§ **WHAT YOU WILL DO**
Across the data below, how many lines hold "icon"? Answer with that number and nothing else.

§ **EXTRACTED INFORMATION**
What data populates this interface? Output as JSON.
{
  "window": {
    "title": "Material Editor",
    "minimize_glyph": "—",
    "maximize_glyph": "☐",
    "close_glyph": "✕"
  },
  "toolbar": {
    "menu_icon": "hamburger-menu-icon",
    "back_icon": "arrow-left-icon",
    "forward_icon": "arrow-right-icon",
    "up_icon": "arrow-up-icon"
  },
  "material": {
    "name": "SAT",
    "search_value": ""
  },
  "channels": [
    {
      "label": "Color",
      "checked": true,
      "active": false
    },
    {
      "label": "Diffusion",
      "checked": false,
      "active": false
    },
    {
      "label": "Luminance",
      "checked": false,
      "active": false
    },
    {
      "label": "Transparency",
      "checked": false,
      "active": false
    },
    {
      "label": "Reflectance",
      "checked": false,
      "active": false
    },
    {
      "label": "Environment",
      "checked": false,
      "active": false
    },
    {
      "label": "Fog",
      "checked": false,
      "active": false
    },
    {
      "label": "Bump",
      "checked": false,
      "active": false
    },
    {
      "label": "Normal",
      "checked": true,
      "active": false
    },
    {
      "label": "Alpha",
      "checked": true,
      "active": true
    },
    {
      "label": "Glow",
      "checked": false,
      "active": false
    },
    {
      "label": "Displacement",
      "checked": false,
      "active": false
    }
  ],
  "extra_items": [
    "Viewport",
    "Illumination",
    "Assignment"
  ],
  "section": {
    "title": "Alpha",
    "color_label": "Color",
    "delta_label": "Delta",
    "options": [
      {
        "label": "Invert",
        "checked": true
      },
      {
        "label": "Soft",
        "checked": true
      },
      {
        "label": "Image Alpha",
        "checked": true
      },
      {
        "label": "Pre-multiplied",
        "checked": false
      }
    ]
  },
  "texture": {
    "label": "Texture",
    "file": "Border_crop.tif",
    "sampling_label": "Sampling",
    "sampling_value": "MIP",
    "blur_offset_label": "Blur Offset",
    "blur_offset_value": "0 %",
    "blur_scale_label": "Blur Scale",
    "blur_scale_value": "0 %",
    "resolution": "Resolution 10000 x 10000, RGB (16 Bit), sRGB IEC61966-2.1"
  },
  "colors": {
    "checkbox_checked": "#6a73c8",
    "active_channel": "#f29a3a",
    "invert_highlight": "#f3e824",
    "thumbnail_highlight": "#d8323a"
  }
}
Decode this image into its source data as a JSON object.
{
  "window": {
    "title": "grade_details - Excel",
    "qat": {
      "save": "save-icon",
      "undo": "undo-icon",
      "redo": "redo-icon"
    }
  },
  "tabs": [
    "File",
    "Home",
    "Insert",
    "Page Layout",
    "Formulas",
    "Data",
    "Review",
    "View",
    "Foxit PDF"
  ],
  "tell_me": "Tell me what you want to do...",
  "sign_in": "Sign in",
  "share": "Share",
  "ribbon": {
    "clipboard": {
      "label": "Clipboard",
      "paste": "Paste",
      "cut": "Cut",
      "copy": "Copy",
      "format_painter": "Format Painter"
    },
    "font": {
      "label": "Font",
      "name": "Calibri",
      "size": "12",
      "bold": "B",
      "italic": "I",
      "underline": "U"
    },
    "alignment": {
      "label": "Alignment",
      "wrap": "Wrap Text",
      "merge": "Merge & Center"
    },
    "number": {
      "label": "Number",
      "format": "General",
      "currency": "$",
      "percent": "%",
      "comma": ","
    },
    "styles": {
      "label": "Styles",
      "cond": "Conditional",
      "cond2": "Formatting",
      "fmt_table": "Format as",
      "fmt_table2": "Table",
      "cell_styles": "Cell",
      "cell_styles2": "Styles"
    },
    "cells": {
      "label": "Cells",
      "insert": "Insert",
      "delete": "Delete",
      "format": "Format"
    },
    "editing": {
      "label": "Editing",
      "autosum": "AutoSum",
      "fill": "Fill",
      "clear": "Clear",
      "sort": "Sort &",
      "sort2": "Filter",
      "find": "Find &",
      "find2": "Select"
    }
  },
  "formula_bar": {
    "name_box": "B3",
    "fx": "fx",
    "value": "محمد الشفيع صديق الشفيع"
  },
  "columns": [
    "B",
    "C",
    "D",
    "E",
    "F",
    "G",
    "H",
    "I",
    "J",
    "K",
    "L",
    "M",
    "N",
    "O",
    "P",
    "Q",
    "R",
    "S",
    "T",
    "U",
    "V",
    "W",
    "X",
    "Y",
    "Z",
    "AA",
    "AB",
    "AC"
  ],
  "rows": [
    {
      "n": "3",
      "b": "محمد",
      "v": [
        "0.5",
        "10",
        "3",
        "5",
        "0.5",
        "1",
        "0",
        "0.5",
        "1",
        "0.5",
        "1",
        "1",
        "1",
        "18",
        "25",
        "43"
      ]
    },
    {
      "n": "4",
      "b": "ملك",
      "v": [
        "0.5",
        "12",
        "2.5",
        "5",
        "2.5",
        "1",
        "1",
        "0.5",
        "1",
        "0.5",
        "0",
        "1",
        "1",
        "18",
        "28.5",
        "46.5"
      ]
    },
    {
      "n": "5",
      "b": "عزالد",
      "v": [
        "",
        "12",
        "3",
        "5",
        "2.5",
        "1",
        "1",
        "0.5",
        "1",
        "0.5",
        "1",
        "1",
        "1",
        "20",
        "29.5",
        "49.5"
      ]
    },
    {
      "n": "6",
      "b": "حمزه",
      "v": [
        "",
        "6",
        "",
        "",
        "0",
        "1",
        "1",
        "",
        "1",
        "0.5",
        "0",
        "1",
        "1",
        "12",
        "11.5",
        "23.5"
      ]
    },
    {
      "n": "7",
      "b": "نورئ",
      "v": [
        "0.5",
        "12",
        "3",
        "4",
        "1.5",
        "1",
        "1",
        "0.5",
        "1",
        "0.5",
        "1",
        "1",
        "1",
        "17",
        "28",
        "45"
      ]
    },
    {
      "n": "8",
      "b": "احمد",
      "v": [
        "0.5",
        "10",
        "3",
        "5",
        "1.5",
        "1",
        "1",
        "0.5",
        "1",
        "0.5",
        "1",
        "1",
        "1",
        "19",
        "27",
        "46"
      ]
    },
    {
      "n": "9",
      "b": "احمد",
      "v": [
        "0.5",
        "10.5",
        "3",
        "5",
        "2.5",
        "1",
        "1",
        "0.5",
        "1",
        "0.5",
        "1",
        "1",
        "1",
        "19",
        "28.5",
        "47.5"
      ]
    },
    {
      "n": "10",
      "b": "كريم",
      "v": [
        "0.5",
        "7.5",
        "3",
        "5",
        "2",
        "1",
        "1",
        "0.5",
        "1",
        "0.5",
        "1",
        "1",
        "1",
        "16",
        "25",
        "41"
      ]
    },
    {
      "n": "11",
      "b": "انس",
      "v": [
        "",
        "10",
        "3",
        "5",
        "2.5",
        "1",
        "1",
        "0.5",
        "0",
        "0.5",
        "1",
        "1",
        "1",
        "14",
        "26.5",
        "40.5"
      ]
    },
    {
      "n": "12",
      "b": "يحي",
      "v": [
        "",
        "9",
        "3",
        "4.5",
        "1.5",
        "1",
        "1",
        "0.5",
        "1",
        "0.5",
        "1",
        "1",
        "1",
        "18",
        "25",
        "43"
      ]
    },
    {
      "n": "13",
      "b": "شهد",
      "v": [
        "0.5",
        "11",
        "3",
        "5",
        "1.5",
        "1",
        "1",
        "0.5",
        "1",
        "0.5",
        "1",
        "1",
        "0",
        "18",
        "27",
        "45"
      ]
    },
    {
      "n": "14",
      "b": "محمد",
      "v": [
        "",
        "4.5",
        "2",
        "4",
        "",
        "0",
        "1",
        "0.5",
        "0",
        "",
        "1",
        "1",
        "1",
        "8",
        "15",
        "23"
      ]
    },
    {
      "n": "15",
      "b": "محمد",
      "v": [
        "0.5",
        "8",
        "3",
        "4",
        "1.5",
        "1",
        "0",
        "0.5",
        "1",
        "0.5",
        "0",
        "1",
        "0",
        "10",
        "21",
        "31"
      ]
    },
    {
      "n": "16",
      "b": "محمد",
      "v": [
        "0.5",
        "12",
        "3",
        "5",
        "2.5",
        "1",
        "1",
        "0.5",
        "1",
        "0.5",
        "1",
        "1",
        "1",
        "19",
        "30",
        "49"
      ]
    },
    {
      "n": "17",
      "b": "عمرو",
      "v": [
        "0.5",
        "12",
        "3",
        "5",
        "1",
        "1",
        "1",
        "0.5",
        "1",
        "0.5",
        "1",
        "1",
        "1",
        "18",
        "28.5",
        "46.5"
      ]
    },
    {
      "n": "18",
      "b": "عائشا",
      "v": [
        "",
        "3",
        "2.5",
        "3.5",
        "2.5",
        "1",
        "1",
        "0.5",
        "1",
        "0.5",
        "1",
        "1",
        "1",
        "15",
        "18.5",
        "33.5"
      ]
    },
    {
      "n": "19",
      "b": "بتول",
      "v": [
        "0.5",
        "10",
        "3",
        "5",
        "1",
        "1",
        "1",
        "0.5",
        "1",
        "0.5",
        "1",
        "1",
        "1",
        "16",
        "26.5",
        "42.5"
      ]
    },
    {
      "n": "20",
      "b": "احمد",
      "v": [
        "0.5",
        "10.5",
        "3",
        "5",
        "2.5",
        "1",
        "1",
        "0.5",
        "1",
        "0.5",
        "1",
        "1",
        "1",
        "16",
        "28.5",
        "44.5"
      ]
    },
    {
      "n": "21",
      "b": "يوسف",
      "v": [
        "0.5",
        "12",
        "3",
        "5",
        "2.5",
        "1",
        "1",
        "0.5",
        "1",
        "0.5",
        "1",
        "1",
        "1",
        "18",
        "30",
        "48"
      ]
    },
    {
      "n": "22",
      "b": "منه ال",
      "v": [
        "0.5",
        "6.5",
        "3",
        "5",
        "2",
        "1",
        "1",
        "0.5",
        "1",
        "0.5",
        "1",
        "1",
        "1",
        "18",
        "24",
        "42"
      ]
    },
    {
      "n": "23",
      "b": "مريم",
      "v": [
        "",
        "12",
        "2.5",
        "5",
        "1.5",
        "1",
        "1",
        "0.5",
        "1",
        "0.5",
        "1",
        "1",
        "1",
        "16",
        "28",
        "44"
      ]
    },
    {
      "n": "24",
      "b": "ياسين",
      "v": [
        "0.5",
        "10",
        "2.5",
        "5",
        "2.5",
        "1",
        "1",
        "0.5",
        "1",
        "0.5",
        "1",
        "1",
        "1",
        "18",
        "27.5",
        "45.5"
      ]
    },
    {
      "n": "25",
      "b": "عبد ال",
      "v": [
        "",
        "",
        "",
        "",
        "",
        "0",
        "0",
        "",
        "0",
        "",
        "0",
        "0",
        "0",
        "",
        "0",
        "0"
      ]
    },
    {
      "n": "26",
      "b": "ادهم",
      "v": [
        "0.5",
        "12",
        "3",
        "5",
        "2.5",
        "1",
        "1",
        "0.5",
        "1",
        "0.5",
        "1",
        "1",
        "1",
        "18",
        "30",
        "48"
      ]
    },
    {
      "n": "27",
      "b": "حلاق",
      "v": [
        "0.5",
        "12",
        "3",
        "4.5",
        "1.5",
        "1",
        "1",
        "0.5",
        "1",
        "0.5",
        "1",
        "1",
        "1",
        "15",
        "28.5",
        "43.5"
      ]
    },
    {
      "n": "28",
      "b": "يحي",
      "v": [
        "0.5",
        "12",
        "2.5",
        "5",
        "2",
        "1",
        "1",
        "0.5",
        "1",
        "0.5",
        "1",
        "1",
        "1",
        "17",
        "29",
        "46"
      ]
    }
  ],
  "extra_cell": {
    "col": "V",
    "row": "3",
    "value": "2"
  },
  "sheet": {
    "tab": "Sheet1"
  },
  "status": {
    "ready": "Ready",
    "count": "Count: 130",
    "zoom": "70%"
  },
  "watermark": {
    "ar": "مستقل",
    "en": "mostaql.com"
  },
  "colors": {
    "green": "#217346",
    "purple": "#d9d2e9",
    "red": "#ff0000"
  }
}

§ **SOLUTION TO THE EXERCISE**
7